verb (used without object), con·verged, con·verg·ing.
- (of a sequence) to have values eventually arbitrarily close to some number; to have a finite limit.
- (of an infinite series) to have a finite sum; to have a sequence of partial sums that converges.
- (of an improper integral) to have a finite value.
- (of a net) to be residually in every neighborhood of some point.
verb (used with object), con·verged, con·verg·ing.
Origin of converge
Related formsnon·con·verg·ing, adjectivere·con·verge, verb (used without object), re·con·verged, re·con·verg·ing.un·con·verged, adjectiveun·con·verg·ing, adjective
Examples from the Web for converge
They came from all over the city, by the thousands, to converge on the square.
And when they converge at the highest levels, the combination is unbeatable.
Each side should state its own positions and then converge on a few points.Winston Lord on Crafting the Shanghai Communique with Kissinger|Winston Lord|February 20, 2012|DAILY BEAST
Obviously they cannot converge, and the least inward pressure or edging will prevent them from running apart.How To Ski and How Not To|Vivian Caulfeild
Columbids are almost unquestionably monophyletic, and two lines would have had to diverge and then converge.Jaw Musculature of the Mourning and White-winged Doves|Robert L. Merz
All the divine attributes, all human happiness, converge in male and female adaptations to mutual enjoyments.Social Life|Maud C. Cooke
All the Life-systems of our day must converge towards such a conception of religion.An Interpretation of Rudolf Eucken's Philosophy|W. Tudor Jones

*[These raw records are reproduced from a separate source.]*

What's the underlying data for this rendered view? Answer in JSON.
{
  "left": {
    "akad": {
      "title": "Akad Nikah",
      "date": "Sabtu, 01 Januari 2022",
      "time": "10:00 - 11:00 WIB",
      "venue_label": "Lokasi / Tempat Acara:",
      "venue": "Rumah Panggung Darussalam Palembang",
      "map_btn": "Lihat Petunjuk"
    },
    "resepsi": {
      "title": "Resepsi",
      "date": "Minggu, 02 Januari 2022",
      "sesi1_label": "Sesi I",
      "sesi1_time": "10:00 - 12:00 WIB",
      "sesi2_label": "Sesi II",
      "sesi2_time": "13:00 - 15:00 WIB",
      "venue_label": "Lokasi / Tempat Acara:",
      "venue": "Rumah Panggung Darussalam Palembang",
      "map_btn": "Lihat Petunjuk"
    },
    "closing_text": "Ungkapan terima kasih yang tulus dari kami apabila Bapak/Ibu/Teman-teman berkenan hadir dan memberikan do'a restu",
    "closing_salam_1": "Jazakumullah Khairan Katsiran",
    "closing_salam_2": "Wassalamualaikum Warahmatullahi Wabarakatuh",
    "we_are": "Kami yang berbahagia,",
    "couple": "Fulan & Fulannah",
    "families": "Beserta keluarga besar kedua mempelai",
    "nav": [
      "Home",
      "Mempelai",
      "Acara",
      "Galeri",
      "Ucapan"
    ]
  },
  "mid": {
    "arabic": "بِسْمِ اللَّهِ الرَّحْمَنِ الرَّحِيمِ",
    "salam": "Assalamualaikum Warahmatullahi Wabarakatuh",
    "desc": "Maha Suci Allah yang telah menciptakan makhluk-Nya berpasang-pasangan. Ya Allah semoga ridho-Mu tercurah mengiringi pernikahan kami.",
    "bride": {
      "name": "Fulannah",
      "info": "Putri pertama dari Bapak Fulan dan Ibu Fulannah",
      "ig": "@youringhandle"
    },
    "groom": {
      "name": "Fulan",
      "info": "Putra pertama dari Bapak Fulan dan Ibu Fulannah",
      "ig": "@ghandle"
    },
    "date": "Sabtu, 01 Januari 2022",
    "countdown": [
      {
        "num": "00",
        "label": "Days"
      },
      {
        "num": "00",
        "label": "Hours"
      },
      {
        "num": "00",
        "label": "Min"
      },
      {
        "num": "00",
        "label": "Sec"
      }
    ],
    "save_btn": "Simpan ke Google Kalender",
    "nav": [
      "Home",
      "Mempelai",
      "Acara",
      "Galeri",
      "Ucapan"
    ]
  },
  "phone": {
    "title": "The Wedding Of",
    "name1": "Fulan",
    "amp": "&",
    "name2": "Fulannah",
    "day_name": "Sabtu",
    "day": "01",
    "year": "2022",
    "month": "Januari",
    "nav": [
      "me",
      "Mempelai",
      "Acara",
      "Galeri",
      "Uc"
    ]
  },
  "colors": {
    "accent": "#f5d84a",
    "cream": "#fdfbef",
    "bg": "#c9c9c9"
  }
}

So far they nearly all converge to show that the criminal is markedly deficient in physical sensibility.The Criminal|Havelock Ellis